Input data >>
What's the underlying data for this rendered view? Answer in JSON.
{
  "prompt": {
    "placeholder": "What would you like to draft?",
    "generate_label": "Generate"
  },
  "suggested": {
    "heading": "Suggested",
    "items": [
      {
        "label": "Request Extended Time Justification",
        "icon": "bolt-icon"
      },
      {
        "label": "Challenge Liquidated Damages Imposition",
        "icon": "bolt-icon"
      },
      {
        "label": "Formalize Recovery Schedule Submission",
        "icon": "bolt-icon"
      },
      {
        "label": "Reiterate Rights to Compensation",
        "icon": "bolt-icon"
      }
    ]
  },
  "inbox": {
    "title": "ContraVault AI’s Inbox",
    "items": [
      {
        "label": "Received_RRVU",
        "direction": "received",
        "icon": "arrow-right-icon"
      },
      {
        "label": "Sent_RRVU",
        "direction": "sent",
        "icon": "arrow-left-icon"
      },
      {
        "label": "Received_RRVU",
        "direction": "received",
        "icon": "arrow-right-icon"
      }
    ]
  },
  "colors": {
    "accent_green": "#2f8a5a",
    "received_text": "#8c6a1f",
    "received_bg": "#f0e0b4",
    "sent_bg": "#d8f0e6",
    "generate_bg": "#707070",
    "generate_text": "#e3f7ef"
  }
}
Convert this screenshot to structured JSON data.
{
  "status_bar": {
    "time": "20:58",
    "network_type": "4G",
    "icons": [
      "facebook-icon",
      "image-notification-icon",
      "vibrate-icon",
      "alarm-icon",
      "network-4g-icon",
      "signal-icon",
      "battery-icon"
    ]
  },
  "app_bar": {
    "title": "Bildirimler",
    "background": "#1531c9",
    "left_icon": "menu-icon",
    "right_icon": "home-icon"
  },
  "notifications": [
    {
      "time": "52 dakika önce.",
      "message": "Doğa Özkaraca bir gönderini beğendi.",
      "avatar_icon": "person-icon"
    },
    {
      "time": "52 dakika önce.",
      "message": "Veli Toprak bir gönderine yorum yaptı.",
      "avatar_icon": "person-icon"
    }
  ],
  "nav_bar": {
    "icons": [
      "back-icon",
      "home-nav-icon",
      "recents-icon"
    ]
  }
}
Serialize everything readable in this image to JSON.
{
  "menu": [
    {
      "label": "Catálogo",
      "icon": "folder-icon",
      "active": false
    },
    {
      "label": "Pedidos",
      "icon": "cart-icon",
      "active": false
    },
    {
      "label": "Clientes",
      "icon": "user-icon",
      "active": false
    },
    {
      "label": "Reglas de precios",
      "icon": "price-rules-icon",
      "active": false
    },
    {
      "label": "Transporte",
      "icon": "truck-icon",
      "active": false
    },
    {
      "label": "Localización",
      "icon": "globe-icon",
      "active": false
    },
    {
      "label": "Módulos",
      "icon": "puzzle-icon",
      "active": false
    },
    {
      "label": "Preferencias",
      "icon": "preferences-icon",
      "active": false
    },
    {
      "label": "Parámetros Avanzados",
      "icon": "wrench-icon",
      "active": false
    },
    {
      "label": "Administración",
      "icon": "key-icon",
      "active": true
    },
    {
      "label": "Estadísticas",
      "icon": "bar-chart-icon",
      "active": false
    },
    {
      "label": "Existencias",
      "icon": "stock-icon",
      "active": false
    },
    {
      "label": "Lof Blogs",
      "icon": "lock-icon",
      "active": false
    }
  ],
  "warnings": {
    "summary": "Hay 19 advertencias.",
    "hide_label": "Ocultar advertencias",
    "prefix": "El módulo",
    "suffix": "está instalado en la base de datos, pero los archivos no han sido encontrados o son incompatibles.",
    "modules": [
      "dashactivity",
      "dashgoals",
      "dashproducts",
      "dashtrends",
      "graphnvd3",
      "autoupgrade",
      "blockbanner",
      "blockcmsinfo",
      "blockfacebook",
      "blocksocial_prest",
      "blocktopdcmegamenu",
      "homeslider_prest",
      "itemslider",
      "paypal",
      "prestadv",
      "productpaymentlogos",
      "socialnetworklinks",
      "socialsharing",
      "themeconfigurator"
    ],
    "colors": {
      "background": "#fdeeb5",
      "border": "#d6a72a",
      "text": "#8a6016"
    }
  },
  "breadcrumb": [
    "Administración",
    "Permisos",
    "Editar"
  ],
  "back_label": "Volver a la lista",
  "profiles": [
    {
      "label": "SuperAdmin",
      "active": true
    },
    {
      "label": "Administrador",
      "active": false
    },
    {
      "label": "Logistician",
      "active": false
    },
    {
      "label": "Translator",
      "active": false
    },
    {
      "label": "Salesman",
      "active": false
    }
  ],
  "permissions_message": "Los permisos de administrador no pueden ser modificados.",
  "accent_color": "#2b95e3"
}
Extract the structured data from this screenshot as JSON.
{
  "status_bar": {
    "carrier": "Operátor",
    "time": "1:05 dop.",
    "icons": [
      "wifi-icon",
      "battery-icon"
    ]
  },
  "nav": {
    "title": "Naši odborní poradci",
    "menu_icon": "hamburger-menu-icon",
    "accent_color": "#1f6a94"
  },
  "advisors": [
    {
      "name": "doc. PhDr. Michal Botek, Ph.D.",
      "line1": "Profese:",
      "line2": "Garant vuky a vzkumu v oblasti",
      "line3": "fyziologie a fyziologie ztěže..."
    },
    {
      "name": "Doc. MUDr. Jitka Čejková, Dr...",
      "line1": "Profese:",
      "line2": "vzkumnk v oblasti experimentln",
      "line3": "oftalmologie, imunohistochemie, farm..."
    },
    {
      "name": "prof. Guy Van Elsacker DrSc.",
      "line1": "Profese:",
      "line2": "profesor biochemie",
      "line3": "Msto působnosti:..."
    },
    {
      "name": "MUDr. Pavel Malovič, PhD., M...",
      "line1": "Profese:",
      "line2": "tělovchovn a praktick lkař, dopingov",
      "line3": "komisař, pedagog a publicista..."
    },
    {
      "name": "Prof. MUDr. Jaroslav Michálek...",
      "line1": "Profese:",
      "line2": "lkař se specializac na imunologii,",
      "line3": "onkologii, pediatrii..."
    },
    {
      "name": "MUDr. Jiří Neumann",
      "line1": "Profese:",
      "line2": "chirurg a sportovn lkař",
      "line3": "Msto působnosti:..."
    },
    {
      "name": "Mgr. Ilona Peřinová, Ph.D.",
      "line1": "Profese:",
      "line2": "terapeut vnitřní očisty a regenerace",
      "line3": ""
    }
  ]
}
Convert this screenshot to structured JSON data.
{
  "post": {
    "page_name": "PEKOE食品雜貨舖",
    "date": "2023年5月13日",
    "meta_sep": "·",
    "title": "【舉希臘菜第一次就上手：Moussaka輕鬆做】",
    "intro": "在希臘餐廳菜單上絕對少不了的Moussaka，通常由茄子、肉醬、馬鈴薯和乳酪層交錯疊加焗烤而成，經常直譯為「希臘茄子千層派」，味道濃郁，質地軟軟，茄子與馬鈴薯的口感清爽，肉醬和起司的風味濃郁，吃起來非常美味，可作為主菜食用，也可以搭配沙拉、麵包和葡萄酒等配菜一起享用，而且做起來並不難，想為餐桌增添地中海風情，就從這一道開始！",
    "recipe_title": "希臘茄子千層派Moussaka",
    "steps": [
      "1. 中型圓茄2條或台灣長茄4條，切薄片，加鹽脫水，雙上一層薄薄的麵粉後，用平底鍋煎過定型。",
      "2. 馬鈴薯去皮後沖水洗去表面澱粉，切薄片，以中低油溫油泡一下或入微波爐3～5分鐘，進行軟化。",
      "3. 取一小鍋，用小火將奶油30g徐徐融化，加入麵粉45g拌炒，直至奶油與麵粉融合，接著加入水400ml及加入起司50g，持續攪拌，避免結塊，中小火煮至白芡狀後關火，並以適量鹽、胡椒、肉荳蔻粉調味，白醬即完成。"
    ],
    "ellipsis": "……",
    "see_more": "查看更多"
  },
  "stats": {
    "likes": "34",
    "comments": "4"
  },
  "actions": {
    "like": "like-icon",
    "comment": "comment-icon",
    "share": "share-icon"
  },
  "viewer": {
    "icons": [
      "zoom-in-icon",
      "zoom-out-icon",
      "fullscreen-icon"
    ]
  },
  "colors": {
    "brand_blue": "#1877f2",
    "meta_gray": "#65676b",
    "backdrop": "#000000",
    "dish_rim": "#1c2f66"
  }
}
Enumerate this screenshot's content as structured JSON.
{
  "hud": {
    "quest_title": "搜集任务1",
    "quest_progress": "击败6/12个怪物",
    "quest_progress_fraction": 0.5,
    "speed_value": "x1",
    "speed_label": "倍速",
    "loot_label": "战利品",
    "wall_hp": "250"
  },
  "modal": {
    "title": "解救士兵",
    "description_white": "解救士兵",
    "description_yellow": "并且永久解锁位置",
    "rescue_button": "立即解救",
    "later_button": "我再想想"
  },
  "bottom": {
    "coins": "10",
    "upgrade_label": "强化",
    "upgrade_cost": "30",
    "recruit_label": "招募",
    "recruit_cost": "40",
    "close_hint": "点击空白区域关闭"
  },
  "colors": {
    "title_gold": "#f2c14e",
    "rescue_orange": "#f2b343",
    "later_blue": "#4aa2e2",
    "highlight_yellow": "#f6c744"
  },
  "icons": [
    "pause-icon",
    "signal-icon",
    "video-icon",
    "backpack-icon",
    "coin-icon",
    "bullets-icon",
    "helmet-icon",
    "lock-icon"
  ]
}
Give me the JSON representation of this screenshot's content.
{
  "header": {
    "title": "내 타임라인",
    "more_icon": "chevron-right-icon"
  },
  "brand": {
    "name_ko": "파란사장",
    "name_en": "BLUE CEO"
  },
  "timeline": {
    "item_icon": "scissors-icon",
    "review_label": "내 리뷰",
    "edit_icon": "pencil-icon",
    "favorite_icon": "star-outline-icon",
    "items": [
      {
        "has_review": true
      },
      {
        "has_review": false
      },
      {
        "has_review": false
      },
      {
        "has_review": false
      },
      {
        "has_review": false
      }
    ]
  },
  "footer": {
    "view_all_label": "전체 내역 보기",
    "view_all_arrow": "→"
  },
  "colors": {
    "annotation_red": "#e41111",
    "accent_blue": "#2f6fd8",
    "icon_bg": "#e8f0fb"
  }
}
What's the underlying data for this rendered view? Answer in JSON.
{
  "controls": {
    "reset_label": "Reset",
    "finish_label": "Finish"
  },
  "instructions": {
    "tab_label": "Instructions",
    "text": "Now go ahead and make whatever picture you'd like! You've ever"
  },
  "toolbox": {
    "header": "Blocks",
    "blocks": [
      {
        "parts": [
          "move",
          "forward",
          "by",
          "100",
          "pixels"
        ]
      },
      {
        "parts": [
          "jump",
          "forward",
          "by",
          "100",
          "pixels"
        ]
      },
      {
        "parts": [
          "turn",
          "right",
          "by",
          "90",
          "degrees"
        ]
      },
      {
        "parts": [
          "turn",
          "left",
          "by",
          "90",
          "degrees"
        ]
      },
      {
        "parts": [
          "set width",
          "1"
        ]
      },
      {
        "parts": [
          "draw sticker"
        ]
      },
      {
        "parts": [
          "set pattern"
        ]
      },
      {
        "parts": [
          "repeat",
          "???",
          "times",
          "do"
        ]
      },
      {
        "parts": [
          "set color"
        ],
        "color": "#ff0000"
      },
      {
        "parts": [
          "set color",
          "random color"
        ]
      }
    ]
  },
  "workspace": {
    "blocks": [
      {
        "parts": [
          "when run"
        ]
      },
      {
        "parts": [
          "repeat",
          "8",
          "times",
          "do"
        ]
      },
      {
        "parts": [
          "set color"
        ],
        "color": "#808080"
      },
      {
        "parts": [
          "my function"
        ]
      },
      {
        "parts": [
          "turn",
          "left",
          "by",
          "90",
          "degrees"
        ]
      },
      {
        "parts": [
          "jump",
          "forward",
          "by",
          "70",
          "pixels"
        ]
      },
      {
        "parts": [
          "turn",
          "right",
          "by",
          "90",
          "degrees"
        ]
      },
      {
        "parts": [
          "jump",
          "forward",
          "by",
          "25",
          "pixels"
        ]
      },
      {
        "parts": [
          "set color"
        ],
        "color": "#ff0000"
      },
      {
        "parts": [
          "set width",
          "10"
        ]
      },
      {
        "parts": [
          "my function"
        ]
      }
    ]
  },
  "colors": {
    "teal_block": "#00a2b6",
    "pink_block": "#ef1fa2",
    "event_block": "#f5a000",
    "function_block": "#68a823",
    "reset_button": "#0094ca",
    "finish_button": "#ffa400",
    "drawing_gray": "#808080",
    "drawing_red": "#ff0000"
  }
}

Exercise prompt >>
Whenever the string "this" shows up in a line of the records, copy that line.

Written solution >>
What's the underlying data for this rendered view? Answer in JSON.
Convert this screenshot to structured JSON data.
Serialize everything readable in this image to JSON.
Extract the structured data from this screenshot as JSON.
Convert this screenshot to structured JSON data.
Enumerate this screenshot's content as structured JSON.
Give me the JSON representation of this screenshot's content.
What's the underlying data for this rendered view? Answer in JSON.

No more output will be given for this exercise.